“Grades — as imperfect as they are — are less rife with privilege-based biases than other metrics by which college students compete for jobs, scholarships, and graduate school spots,” Professor of Political Science Gary Winslett wrote in an email to The Campus, expressing his support for the opt-in system.
Senior Lecturer in Japanese Kyoko Davis voted in favor of Bremser’s proposal, arguing that the purpose of this semester should not be proving that faculty can teach well enough for students to get high grades.
“I strongly believe that the ultimate goal of learning will be attained throughout this unconventional semester with [a mandatory] credit/no credit grading system,” she wrote in an email to The Campus.
In addition to proposals regarding grading policies, faculty also voted overwhelmingly in favor of another motion submitted by the ad hoc academic continuity group. According to this motion, the college will waive the requirement that transfer credits must be taken in person on college campuses, and that those courses must be letter-graded.
Professor of Mathematics Frank Swenton briefly presented his proposal on letting go of the Middlebury Institute of International Studies (MIIS) toward the end of the meeting. Faculty agreed to table the proposal after voting down the calling the question motion (which brings the proposal to an immediate vote).
Editor’s note: Professor Jason Mittell is The Campus’s faculty adviser. Any questions may be directed to email@example.com.
Update: This article has been updated to reflect the fact that the faculty votes were anonymous, conducted via a Zoom poll.
We also added the entire passed motion in full, below:
"For Spring 2020 only, students will have the option to take as many of their current courses as they wish on a credit/no-credit basis.

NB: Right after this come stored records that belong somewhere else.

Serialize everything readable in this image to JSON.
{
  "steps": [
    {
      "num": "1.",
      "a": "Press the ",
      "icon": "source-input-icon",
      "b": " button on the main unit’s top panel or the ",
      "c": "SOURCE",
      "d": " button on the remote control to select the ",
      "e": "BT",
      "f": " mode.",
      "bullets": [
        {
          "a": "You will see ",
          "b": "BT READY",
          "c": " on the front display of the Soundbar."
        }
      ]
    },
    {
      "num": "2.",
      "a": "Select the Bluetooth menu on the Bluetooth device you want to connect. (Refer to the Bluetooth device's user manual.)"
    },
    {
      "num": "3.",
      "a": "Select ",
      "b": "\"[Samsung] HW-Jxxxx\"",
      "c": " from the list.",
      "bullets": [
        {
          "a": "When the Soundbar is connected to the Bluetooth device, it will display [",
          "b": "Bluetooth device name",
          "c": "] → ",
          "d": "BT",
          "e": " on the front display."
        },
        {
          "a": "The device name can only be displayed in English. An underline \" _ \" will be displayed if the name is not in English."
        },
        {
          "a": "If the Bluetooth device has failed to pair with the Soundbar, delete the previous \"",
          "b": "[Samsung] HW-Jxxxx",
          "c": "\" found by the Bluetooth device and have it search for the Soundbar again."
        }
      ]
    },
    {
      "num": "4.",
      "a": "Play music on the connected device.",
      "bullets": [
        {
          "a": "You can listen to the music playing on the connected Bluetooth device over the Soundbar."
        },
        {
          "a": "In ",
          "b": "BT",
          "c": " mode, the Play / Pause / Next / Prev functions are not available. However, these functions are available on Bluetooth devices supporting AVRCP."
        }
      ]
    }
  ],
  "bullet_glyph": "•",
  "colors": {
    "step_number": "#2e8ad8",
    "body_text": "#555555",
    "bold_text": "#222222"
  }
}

Faculty will still report letter grades for all students, and if a student requests credit/no-credit for a course, the grade for that course will automatically be converted to a credit for grades of D or higher and will be recorded as no-credit if the grade is an F. Students will be allowed to invoke credit/no-credit grading for any course—including courses that count toward all college requirements—and will have until May 8 to do so.
The Registrar’s Office will make available an electronic form that students can use to invoke credit/no-credit for one or more courses if they wish. Students will have a window of time from May 9 to 19 in which they can revoke credit/no-credit for one or more courses if they choose to. There will be a notation on the Spring 2020 section of all transcripts that will convey to outside audiences that a "credit" should be interpreted as a reasonable response to these extraordinary circumstances, and not as indicating diminished rigor."
Rain Ji ’23 is the Arts & Culture Editor. She is returning to this role after a year of remote learning in Beijing, China.
Ji is an Middle East and North Africa studies major, and she is also working on a minor in Arabic studies and Education studies. The past summer, she worked at a news outlet named Caixin Global, where Ji worked as an intern policy analyst and wrote about Middle Eastern politics.
When not writing or editing or designing layout, she likes to watch crime shows.